The first thing we did was share the fabrics some of the members had brought.  

Members (L - R)  Kay, Janice, Dorothy, Ellen, and Rita
We had talked about several different patterns we could use to make the quilt at our meeting the month before.  Now we had to get down to business and make a decision.  Rita shared a Fons and Porter magazine she had bought that had a feature on Quilts of Valour.  Everyone agreed that the one titled Patriotic Patchwork was the one we wanted to follow.

Once we had chosen the pattern, Kay decided to go check out her stash for fabrics we could use.  Here is Kay and Ellen picking out some possibilities.

Once we got started, we quickly assumed different roles and came up with names for ourselves.

Dorothy, the "Re-assure-er" here is supporting  Janice, the "Presser".  Kay had washed the material that Dorothy had brought since we wanted to work with pre-shrunk material.

Dorothy and Ellen are checking out some of the "layer cake" fabric to decide how to cut it.

Decisions have been made so it is time to get started cutting.  Ellen, aka the "Cutter" and Yours Truly, Patricia, aka "Cutter" and "Historian" get to work.

 Meanwhile, Janice, the "Presser" is still busy pressing.

Dorothy, now aka the "Counter" as well as the "Re-assure-er" is helping Ellen know what she needs to cut from each layer cake and keeping up with how many she  has cut and still needs to cut.

Janice decided to retire the iron for the day since we knew we wouldn't get everything cut that she had pressed so well.  The larger pieces that she ironed, we decided to "roll up" on a tube that Kay, aka the Hostess, had.  That way we wouldn't get folds in the material that would need to be ironed again the next time we meet to cut it.

The smaller pieces were draped over a drying rack that Kay, the "Hostess" had.  We quit for the day before some of them got cut.  So we ended up folding them and placing them in a box, but since they are smaller it won't take that much time to repress them next time.


When Rita, aka the "Multi-tasker", was busy helping Ellen cut some strips, Dorothy showed her this tip to make the cutting go faster and easier.  Dorothy took two pieces of blue painter's tape and stuck them along the line on the ruler for the width we were cutting the strips.  This saves so much time because you don't have to keep checking to make sure the ruler is lined up on the raw edge of the fabric and you don't have to worry about accidentally cutting the strip on the wrong measurement line.  This is a tip I won't forget!


The next tip also reduces time when cutting.  You no longer need to rotate the material around to have the ruler on the side for ease of cutting.  

1.  The first thing to do is line up the "marked" ruler for the width of the strip you need to cut.

2.  Bring another ruler up to the edge of the first ruler making sure you don't move the first ruler.

3.  Remove the first ruler.

4.  And the second ruler is where you need to cut for the desired strip.

Did you also notice we are using the same brand of rulers?  It is suggested that if you are using more than one size ruler for your project, that you should make sure they are all the same brand to assure measurements are the same.  So the easiest thing to do is always buy the same brand.

Well, we decided to call it quits for the day, and I, aka the "Historian", forgot to take a picture of our afternoon's work.  I will make sure I get a picture of it at the beginning of next month's meeting.

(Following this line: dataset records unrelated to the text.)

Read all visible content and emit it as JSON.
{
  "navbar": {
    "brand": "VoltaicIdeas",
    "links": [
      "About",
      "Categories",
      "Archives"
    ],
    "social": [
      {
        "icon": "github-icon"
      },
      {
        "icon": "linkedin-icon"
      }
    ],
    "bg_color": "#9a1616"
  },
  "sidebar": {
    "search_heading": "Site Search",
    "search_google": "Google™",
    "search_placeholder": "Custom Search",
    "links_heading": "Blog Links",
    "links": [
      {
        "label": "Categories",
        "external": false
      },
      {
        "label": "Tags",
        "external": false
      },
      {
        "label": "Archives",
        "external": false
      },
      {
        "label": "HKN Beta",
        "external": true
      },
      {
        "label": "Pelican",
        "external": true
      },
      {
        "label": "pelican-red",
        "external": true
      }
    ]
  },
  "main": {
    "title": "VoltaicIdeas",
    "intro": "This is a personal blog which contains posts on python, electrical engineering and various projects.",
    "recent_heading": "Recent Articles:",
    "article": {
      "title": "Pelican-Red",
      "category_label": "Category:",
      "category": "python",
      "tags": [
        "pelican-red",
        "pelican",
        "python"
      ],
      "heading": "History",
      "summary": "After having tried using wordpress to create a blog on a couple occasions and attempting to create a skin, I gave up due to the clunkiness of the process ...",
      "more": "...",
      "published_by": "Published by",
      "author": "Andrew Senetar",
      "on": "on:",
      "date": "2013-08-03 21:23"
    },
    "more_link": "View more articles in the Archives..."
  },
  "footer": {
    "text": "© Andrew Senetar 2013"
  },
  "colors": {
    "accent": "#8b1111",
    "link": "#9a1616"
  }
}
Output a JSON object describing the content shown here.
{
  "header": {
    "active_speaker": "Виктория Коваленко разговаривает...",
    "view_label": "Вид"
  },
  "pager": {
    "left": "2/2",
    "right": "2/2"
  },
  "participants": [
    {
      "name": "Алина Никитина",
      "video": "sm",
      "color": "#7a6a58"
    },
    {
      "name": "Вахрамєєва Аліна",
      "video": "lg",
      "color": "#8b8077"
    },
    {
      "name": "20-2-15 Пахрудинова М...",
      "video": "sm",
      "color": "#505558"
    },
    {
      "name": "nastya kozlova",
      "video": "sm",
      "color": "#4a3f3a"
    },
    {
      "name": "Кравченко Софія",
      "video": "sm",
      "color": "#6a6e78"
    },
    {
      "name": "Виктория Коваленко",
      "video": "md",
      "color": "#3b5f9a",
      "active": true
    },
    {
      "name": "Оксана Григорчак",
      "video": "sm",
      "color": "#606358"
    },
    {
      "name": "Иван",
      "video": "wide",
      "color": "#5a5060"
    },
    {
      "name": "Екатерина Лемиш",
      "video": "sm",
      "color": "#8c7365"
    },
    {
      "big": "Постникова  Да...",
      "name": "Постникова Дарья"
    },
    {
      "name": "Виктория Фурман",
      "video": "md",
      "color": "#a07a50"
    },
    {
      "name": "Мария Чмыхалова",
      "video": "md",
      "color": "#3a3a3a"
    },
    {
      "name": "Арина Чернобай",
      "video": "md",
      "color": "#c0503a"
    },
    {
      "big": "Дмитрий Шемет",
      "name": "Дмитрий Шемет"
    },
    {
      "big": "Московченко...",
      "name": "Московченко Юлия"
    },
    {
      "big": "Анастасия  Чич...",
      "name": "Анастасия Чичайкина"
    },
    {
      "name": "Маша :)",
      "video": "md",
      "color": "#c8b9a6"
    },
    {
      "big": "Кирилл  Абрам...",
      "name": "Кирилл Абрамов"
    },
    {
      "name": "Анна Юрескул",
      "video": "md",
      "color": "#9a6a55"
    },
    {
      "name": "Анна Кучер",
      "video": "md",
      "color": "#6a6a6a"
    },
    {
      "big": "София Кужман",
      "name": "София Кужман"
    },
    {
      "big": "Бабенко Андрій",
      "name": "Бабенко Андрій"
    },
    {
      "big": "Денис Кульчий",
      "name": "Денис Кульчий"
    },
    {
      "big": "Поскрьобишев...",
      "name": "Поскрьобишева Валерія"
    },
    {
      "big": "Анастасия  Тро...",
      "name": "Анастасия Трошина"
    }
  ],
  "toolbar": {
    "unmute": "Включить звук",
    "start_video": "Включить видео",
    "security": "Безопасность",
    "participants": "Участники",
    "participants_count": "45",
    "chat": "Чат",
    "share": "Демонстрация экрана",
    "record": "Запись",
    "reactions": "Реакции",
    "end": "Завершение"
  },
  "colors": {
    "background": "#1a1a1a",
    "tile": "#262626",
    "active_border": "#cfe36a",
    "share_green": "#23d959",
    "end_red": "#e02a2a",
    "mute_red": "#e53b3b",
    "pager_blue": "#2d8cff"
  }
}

I think we got the 80 red and 81 blue 4.5 inch squares cut and a few of the 2 5/8 inch strips cut.  Will let you know when we meet next month how much we got accomplished. I hope you will follow our efforts with our quilt as we slowly but surely get it made.

You can read the next installment HERE.